This family that plays together recommends its top active activities: hiking, tree-climbing, trampolining, roller skating and swimming.
IF YOU HAVE kids, you might notice they love to move: running around in a park, swimming, playing and playing some more. My stepkids, ages 12, 10 and 8, inspire me with their constant interest in movement, like doing handstands to a wheel in the backyard on a whim, or their strength — put a kid on some monkey bars, and you’ll be amazed.
My husband and I also love to be active. As a family of movers, over time, we have discovered many ways to be active together that also satisfy kids from elementary school to preteen, and parents who would rather not watch from the sidelines. We took a family vote on our favorite ways to move. (Please note: This list is geared toward kids ages 6 and up, though also can be fun for preteens still interested in family outings. Take on any activity at your own risk.)
Cost: Depends on the price of the parking pass; you’ll likely need a Discover Pass or a Northwest Forest Pass.
Most Read Stories
- 'Unwanted subject': What led a Kirkland yogurt shop to call police on a black man | Danny Westneat
- Mike Leach's tweet of doctored Obama video cost WSU $1.6 million in donations
- Dispute arises among U.S. pilots on Boeing 737 MAX system linked to Lion Air crash
- Puget Sound orcas are in town, chasing chum salmon and wowing ferry riders WATCH
- Seattle police seize guns, samurai sword from accused stalker; suspect charged with perjury for lying to police
Our family loves to hike. We look for enough elevation gain to satisfy the adults, and roughly 4 to 5 miles in distance. Our kids love Little Si for a 4.7-mile adventure with 1,300 feet in elevation gain. Another family favorite is Blue Lake in the North Cascades, a 4.4-mile stunner with a lovely lake up top and great rocks for stretching out for lunch. All outings with kids require preparation, and this one goes more smoothly with lots of layers, durable shoes, a first-aid kit, sandwiches and motivational snacks along the way (plus water for everyone).
We love Seattle’s abundance of parks with play areas, and for variety, we sometimes climb trees. Volunteer Park on Capitol Hill has a host of beautiful, mature trees, with bark worn smooth from thousands of hands and feet. There is a grove of smaller trees great for younger and smaller hands. Other parks also have tree-climbing choices — look outside your normal play area for additional fun that gets kids (and parents!) challenging themselves in a natural way.
Cost: $10 to $17.50, depending on time spent. Flying Circus requires grippy socks.

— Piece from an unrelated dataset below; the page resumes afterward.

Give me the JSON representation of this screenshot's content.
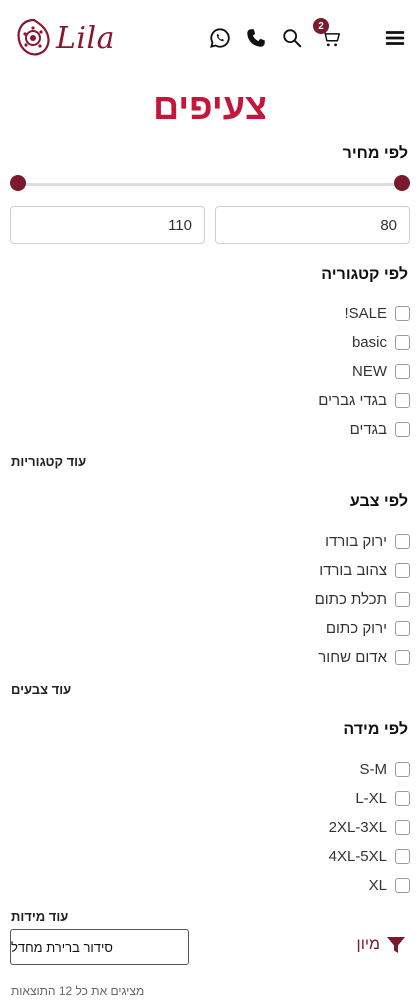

If you have the funds, and a lot of energy, get ready to lose your kids to the delights of bouncing on trampolines. Flying Circus in Tukwila is our latest family favorite, packed with trampolines, Ninja obstacle courses, a rock-climbing wall, a parkour course, a flying trapeze and various foam pits, so kids of all ages can play. By the end of the hour, everyone is exhausted in the best way. Elevated Sportz in Bothell is another trampoline park with tons of options. Parents, don’t miss out on the fun. Bouncing is one of the best workouts I know.
Cost: $7 and up, depending on age and time.
I recommend lessons at the roller rink; otherwise, you might get dragged down with your child — even the older ones can get clingy facing slippery wood floors. Once everyone gets the hang of skating, it could be a family love affair. Most roller rinks have fun games during family skate, such as speed races.
Cost: $3.75 and up at City of Seattle pools.
City pools are scattered throughout neighborhoods and offer fun movement at low cost. In summer, the saltwater pool at Lincoln Park in West Seattle offers spectacular views, while Rainier Beach Community Center in South Seattle has a lazy river and a slide. Our family loves them all.